§ TO DO:
Give back the whole listing exactly as it is written.

§ PROVIDED DATA:

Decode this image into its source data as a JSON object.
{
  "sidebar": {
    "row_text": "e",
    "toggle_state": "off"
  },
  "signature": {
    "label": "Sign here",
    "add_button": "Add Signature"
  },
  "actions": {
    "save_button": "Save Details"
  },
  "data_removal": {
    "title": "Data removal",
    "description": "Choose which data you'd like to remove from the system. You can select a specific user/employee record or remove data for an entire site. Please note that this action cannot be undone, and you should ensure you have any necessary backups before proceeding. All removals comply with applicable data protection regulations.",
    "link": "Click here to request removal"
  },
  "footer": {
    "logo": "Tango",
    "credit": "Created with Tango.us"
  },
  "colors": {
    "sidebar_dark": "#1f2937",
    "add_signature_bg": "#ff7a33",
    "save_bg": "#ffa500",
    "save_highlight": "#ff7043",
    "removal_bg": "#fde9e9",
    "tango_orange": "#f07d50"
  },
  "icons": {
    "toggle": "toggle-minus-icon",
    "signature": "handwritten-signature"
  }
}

§ RESPONSE TO THIS TASK:
Decode this image into its source data as a JSON object.
{
  "sidebar": {
    "row_text": "e",
    "toggle_state": "off"
  },
  "signature": {
    "label": "Sign here",
    "add_button": "Add Signature"
  },
  "actions": {
    "save_button": "Save Details"
  },
  "data_removal": {
    "title": "Data removal",
    "description": "Choose which data you'd like to remove from the system. You can select a specific user/employee record or remove data for an entire site. Please note that this action cannot be undone, and you should ensure you have any necessary backups before proceeding. All removals comply with applicable data protection regulations.",
    "link": "Click here to request removal"
  },
  "footer": {
    "logo": "Tango",
    "credit": "Created with Tango.us"
  },
  "colors": {
    "sidebar_dark": "#1f2937",
    "add_signature_bg": "#ff7a33",
    "save_bg": "#ffa500",
    "save_highlight": "#ff7043",
    "removal_bg": "#fde9e9",
    "tango_orange": "#f07d50"
  },
  "icons": {
    "toggle": "toggle-minus-icon",
    "signature": "handwritten-signature"
  }
}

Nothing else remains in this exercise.